== Segment start ==

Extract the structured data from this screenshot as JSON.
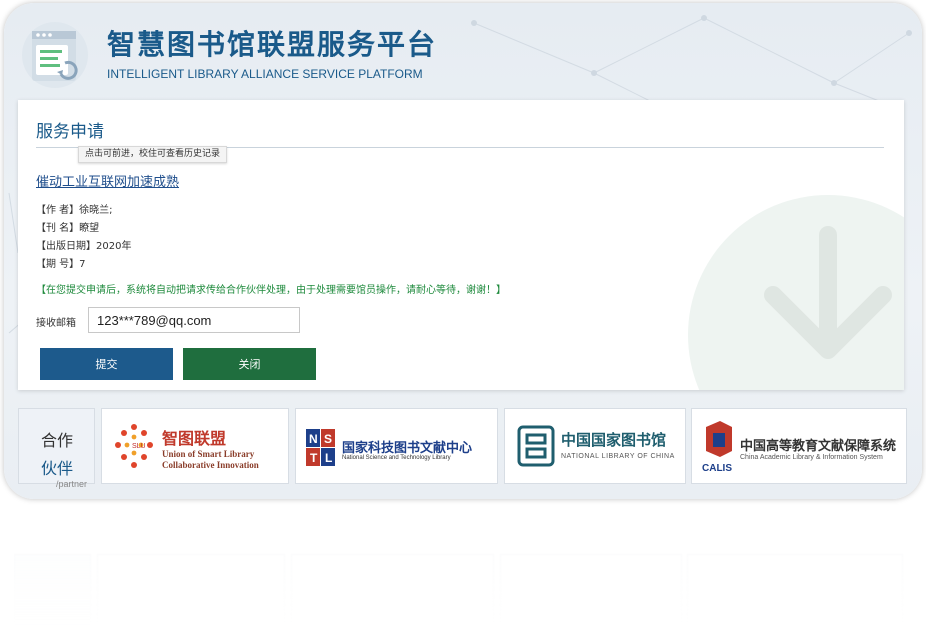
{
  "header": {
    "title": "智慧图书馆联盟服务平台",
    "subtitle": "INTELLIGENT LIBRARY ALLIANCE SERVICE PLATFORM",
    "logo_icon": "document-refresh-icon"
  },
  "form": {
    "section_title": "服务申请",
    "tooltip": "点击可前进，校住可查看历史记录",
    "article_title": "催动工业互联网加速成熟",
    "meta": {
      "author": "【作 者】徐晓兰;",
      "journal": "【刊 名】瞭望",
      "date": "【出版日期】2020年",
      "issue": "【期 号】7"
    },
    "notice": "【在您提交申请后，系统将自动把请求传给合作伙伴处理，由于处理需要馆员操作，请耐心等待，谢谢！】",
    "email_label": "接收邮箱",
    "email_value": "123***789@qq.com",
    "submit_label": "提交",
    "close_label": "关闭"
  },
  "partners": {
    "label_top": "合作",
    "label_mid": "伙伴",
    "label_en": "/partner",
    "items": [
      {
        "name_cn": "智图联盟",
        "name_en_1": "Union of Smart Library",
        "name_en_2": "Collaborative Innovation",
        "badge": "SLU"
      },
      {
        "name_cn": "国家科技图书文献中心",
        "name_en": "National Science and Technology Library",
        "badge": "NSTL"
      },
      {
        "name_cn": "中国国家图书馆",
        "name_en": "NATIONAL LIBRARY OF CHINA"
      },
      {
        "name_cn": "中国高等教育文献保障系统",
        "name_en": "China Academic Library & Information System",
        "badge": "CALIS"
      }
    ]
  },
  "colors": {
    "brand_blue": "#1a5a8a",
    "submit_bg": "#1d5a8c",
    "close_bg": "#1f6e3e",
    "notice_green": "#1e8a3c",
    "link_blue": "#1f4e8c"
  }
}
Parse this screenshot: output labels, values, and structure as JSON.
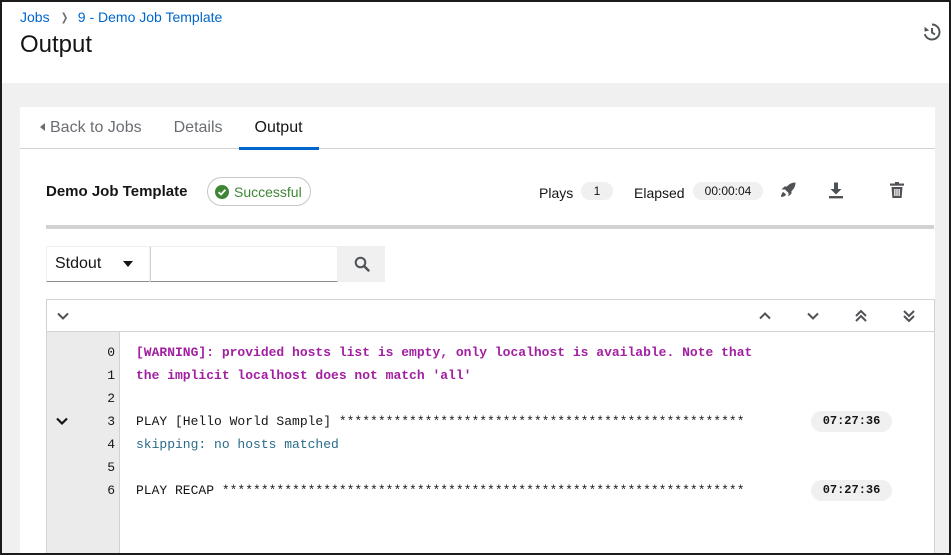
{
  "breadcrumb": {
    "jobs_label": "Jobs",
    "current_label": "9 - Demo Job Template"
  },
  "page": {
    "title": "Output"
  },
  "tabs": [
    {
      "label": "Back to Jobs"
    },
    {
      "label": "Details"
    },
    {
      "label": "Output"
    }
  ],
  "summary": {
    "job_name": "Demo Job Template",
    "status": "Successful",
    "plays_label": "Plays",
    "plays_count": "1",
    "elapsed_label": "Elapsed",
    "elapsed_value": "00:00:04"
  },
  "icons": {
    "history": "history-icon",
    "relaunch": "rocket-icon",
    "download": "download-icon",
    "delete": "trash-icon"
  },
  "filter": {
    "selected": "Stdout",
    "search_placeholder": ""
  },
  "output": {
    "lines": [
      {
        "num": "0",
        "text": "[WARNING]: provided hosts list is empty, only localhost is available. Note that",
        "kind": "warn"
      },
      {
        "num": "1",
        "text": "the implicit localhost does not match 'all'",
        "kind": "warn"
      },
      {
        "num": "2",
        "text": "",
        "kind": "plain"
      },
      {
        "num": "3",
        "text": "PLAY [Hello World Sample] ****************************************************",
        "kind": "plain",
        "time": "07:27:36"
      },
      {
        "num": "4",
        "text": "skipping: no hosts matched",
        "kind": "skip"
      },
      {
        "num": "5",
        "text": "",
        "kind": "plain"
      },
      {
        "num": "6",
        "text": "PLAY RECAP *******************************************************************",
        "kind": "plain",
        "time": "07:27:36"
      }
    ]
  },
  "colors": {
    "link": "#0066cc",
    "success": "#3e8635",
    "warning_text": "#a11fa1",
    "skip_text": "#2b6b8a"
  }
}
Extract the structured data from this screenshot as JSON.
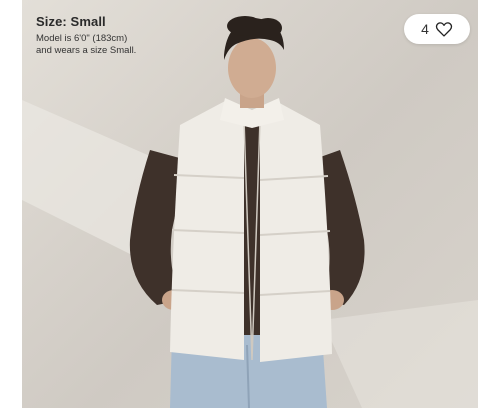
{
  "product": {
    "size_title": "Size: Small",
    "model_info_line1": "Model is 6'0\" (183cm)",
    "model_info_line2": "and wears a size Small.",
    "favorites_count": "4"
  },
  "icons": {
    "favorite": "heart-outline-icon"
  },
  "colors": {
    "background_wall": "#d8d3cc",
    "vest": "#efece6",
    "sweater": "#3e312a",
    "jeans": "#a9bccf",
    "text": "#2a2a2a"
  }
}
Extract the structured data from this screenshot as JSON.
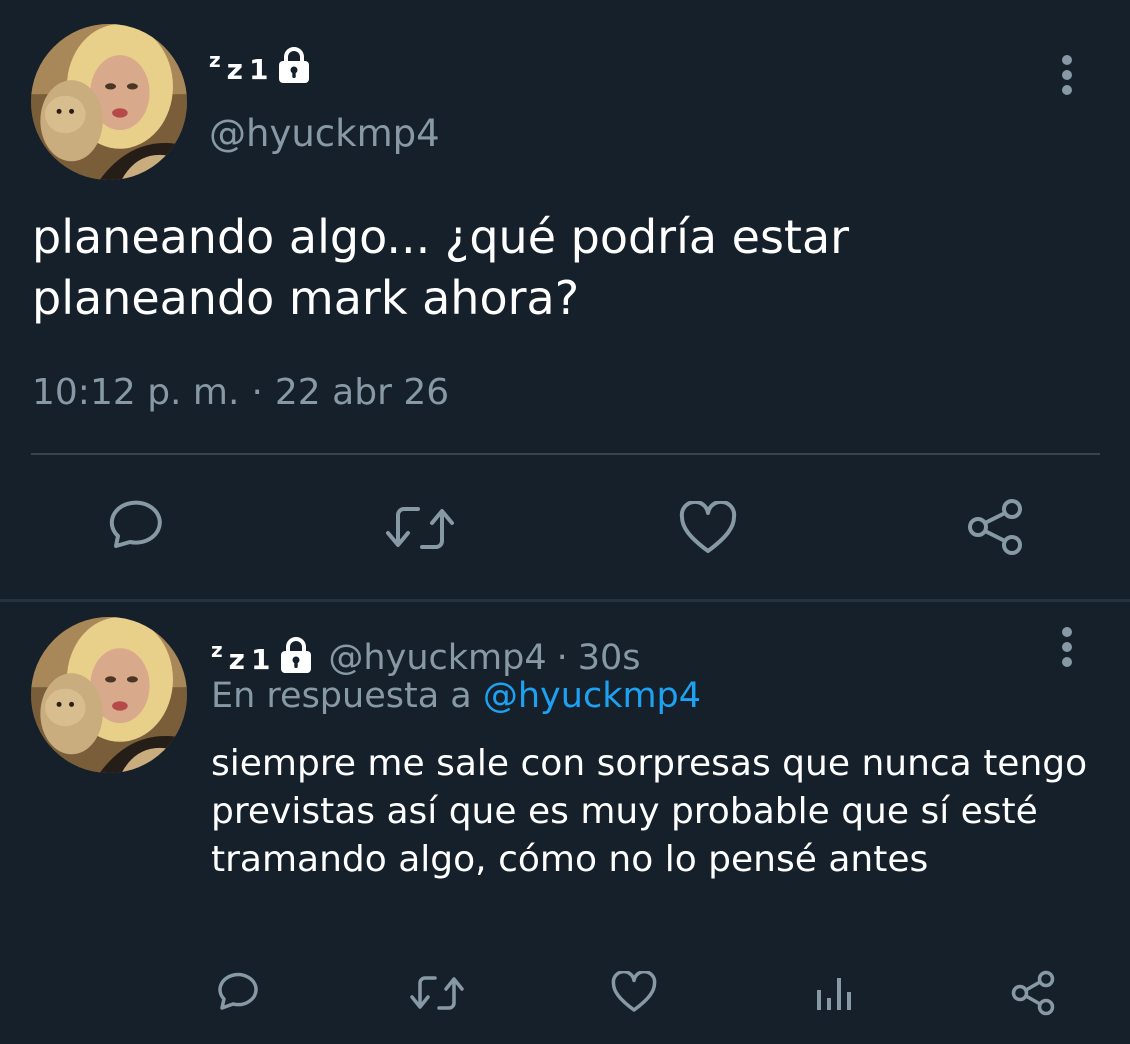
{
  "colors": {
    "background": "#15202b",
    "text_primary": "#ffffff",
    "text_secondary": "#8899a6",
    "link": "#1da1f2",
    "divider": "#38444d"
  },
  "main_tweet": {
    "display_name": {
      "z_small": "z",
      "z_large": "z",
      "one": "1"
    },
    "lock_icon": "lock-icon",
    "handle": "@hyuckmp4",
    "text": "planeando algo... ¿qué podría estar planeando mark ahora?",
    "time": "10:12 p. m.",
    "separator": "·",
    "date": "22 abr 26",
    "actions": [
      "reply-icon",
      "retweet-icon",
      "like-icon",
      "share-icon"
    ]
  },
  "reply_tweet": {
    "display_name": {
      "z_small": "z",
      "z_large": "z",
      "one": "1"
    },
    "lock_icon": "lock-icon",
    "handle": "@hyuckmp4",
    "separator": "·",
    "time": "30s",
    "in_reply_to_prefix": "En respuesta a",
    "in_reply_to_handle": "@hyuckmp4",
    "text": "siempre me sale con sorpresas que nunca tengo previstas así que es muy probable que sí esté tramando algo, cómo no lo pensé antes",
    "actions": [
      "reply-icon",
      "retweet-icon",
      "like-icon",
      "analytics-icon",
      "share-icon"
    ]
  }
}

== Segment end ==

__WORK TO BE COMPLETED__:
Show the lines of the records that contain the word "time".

__THE COMPLETED TASK__:
        "time": "07:27:36"
        "time": "07:27:36"
    "time": "10:12 p. m.",
    "time": "30s",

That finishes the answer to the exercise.